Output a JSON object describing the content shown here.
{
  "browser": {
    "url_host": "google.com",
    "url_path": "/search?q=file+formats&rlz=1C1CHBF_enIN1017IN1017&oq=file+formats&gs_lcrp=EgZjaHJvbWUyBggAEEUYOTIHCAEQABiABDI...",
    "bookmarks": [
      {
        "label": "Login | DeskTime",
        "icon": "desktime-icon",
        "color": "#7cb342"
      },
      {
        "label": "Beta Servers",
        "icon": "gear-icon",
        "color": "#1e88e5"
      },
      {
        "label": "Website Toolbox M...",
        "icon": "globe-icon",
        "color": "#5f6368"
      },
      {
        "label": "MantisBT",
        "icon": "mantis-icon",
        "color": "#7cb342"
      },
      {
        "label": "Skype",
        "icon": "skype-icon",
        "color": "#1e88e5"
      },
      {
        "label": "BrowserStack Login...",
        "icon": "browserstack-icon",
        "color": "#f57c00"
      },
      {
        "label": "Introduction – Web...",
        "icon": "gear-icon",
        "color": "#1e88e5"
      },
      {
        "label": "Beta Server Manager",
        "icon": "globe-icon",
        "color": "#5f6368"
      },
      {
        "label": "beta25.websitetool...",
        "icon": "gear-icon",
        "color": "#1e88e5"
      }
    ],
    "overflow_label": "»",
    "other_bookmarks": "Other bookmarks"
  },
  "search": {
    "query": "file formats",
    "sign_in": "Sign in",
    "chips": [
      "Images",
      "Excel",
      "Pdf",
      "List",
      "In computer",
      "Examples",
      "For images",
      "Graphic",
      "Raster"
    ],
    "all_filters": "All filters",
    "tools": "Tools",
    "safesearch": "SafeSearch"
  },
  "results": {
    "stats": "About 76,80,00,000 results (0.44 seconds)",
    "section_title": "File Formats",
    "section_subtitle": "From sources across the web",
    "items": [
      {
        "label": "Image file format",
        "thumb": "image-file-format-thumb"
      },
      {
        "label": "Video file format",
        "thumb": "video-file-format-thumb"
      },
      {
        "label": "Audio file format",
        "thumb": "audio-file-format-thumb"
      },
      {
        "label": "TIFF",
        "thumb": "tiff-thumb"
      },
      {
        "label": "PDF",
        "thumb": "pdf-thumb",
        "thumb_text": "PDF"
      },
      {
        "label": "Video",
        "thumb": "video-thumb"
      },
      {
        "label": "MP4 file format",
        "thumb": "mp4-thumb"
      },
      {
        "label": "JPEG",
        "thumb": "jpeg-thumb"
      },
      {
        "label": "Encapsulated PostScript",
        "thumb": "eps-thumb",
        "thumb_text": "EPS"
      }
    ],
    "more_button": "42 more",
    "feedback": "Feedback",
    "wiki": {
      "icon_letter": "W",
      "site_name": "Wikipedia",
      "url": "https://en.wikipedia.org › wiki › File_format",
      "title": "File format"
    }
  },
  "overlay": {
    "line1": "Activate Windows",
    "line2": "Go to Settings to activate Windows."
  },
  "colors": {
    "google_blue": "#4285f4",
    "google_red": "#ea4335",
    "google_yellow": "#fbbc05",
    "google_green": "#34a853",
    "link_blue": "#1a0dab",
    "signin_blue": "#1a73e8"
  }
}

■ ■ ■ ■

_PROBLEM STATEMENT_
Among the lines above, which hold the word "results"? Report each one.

_ANSWER TO THIS EXERCISE_
  "results": {
    "stats": "About 76,80,00,000 results (0.44 seconds)",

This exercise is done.